When discussing this article with my husband, we tried to come up with some practical ways that the church can move away from fatphobia and health obsession, and help those who have a past (or present) of disordered eating:

  • Awareness is key. We must become aware of our biases and biases in the church. We must move away from fatphobic comments and thought patterns, and call these out as much as possible. The church should not be a place of diet plans and exercise groups with the aim of ‘losing those pandemic pounds’, (as the amazing Heidi Carrington Heath says: Diet culture exists to help us avoid and fight against the fear of death) but must instead be a place where we continuously try to live in Biblical truths. (Google ‘fatphobia and the church’ to start).
  • Sensitivity and choice are so important. Meals in the Bible are a celebration, they’re a time to thank God for all he has done, and they are a wonderful way to connect with new people and build community. However, we must make these meals as accessible as possible. Simple things like making sure that our guests know it’s okay to eat, letting them choose their own portion sizes, telling guests in advance what they will be eating, and not serving messy or complex foods can really help. We aren’t canceling meal culture, we are encouraging acceptance and building a family.
  • Don’t ask prying questions. It should go without saying but if somebody says they can’t eat a certain food, or they don’t want to eat at all, then don’t ask them why.

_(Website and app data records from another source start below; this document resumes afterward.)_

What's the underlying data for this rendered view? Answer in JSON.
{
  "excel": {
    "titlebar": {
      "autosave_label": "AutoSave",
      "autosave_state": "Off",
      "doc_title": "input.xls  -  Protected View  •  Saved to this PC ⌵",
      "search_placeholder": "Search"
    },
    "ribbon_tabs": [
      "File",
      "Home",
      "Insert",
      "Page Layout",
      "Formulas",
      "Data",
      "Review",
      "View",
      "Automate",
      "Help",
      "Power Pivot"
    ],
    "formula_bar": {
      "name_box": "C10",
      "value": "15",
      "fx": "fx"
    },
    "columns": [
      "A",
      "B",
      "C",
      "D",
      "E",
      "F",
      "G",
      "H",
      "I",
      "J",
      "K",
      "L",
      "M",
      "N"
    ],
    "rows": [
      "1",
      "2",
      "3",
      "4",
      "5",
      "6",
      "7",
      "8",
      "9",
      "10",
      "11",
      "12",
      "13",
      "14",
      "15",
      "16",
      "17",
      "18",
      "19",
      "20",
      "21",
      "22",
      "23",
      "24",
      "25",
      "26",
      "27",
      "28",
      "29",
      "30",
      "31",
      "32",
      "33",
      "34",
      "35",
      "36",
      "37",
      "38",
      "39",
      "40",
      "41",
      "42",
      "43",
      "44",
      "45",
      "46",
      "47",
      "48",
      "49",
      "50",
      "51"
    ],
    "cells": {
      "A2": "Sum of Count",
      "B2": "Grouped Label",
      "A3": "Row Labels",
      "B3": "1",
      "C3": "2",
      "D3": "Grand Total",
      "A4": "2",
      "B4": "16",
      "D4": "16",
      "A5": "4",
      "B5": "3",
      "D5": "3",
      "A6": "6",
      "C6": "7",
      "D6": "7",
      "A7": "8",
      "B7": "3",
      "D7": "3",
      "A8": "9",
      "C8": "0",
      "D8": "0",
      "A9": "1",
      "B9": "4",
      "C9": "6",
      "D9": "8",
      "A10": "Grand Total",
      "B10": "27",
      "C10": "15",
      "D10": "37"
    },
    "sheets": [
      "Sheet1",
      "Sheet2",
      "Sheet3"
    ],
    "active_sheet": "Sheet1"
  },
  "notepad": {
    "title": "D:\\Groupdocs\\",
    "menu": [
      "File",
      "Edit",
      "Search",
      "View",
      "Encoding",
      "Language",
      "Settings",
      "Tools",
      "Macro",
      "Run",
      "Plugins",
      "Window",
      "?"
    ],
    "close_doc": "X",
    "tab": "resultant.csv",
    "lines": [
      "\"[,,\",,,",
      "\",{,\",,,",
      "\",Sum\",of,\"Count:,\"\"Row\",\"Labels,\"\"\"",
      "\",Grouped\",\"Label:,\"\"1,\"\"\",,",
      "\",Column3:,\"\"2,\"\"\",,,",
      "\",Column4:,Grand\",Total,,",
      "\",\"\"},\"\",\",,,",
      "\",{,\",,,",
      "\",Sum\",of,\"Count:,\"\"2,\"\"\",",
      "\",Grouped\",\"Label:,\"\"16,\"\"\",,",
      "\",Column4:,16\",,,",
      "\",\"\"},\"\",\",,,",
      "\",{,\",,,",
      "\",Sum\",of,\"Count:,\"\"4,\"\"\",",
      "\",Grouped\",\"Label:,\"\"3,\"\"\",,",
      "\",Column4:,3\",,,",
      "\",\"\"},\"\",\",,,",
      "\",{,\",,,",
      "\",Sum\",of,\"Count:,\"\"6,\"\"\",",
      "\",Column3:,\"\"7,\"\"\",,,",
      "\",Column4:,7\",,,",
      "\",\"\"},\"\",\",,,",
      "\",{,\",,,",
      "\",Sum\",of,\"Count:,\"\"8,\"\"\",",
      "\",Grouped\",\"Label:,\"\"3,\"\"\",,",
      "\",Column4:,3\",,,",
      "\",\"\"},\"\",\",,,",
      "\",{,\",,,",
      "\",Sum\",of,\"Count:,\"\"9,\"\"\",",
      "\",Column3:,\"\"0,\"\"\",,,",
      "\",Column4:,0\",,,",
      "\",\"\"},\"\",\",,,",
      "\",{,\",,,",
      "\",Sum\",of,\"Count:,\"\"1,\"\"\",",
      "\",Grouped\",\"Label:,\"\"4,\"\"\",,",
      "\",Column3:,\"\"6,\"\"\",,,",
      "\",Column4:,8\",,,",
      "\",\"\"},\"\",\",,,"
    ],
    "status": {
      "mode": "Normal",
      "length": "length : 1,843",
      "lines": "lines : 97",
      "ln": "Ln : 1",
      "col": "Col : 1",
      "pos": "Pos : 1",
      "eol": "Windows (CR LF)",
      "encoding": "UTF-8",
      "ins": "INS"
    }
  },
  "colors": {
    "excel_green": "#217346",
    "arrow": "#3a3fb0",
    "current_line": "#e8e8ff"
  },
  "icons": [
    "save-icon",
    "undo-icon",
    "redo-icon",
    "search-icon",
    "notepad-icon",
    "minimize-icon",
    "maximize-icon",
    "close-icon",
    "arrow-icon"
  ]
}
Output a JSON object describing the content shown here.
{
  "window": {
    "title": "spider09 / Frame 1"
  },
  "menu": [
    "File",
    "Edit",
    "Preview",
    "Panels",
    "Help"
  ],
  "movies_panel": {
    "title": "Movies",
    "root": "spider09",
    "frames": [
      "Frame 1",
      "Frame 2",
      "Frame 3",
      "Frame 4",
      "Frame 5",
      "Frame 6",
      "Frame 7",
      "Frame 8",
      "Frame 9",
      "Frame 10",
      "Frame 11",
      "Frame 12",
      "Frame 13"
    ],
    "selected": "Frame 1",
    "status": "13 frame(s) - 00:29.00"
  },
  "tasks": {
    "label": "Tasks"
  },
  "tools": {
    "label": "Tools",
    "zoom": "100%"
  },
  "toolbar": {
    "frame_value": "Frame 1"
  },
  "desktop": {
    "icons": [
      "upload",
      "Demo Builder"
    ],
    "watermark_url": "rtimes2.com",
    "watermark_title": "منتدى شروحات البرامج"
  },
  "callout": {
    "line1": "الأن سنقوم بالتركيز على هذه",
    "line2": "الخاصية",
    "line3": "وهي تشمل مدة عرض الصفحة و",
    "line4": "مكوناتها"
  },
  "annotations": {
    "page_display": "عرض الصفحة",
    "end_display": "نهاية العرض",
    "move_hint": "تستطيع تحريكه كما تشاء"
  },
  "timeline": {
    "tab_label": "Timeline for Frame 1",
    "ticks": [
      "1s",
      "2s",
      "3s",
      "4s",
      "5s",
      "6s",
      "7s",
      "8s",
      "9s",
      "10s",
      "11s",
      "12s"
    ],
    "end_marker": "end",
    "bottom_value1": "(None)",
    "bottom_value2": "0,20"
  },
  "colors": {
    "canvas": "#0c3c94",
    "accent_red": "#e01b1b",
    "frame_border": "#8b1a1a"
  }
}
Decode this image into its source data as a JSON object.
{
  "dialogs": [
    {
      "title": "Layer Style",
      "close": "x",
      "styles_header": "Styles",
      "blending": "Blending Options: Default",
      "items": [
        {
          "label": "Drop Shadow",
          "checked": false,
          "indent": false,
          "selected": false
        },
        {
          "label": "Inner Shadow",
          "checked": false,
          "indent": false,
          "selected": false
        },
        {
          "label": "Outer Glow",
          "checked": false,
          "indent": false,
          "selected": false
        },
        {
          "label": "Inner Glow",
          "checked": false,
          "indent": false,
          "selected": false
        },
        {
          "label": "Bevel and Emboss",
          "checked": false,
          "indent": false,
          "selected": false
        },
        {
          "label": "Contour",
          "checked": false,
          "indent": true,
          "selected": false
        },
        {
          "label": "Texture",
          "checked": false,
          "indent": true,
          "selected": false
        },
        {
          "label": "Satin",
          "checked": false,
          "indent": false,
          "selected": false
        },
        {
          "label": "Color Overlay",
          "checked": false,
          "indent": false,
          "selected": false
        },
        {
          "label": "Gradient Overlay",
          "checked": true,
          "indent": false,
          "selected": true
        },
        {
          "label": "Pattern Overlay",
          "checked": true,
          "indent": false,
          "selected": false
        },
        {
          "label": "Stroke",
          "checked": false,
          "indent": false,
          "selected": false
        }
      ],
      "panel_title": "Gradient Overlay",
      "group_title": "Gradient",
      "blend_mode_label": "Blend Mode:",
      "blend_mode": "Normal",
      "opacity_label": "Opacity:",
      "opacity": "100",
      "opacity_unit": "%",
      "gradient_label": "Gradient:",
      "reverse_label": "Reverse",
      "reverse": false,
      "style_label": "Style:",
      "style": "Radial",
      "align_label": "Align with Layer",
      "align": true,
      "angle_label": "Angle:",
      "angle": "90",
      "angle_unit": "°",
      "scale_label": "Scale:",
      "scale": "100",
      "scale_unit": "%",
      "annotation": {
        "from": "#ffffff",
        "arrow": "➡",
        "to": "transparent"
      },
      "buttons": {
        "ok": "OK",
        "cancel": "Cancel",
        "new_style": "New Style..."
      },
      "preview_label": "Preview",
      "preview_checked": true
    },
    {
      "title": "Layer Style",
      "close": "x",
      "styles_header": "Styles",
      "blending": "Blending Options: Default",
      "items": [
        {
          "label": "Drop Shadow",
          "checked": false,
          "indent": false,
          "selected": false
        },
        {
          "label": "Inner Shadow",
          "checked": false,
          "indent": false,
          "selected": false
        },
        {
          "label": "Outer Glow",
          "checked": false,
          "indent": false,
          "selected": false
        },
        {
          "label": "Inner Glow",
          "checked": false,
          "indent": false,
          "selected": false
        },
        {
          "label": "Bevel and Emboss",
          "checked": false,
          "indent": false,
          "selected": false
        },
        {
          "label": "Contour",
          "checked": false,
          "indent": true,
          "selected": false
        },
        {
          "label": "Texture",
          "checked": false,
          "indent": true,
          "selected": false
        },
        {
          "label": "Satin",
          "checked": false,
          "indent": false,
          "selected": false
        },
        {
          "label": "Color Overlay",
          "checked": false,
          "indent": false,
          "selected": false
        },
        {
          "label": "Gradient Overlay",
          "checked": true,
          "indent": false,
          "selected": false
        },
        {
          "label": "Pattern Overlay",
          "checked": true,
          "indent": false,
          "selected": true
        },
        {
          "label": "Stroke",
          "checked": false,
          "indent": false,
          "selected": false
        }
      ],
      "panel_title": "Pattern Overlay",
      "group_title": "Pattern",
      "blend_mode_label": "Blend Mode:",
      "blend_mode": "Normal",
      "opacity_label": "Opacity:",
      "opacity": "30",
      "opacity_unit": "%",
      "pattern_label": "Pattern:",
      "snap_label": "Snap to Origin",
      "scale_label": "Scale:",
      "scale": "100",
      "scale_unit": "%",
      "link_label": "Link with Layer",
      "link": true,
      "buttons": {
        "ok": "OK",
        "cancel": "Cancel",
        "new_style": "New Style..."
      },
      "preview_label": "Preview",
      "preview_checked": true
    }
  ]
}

What I hope has come across in this article is that the church is dealing with real people with multifaceted lives and that our celebration of diversity should be in all areas of life. We have to be careful, and love each person with an intersectional view: walking alongside them in their personal struggle, and not trying to fit them into a mold. Because, in the end, fatphobia, ableism, and any image promotion is just another way of trying to force someone to become ‘the model Christian’: a mythical creature that does not exist. We need to find a way to celebrate all bodies.